RECORD EXTRACTS START

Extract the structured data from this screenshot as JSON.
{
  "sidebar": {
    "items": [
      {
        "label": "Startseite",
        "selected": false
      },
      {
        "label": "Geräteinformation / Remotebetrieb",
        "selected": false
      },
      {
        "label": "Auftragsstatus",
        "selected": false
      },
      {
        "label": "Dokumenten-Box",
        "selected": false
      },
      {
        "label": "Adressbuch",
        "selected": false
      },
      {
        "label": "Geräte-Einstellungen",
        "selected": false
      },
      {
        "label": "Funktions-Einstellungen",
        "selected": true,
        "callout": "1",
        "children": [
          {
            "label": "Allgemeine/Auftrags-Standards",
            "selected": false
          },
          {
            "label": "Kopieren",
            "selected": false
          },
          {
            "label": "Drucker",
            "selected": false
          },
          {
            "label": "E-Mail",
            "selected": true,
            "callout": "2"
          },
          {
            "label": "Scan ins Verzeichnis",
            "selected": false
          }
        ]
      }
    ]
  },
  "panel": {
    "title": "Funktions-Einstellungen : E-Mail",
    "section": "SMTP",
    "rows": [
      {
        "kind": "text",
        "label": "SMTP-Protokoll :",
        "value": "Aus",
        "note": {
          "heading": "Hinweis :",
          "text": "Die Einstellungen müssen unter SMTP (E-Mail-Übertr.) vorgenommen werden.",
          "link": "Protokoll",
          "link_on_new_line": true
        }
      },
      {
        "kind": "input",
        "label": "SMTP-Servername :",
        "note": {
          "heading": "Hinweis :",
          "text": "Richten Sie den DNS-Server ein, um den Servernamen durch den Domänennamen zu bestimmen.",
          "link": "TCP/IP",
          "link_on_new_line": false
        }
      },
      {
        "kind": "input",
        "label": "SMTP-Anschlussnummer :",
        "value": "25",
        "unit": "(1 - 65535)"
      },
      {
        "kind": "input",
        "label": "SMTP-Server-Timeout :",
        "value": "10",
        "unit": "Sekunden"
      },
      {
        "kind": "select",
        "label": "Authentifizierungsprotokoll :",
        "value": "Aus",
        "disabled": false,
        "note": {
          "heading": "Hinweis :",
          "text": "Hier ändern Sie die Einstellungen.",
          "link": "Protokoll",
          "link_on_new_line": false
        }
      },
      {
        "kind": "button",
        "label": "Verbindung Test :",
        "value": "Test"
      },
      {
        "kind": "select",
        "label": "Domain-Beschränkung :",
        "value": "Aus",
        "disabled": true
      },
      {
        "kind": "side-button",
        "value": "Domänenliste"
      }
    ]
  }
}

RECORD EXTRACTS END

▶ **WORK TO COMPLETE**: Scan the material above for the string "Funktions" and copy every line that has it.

▶ **ANSWER BELOW**:
        "label": "Funktions-Einstellungen",
    "title": "Funktions-Einstellungen : E-Mail",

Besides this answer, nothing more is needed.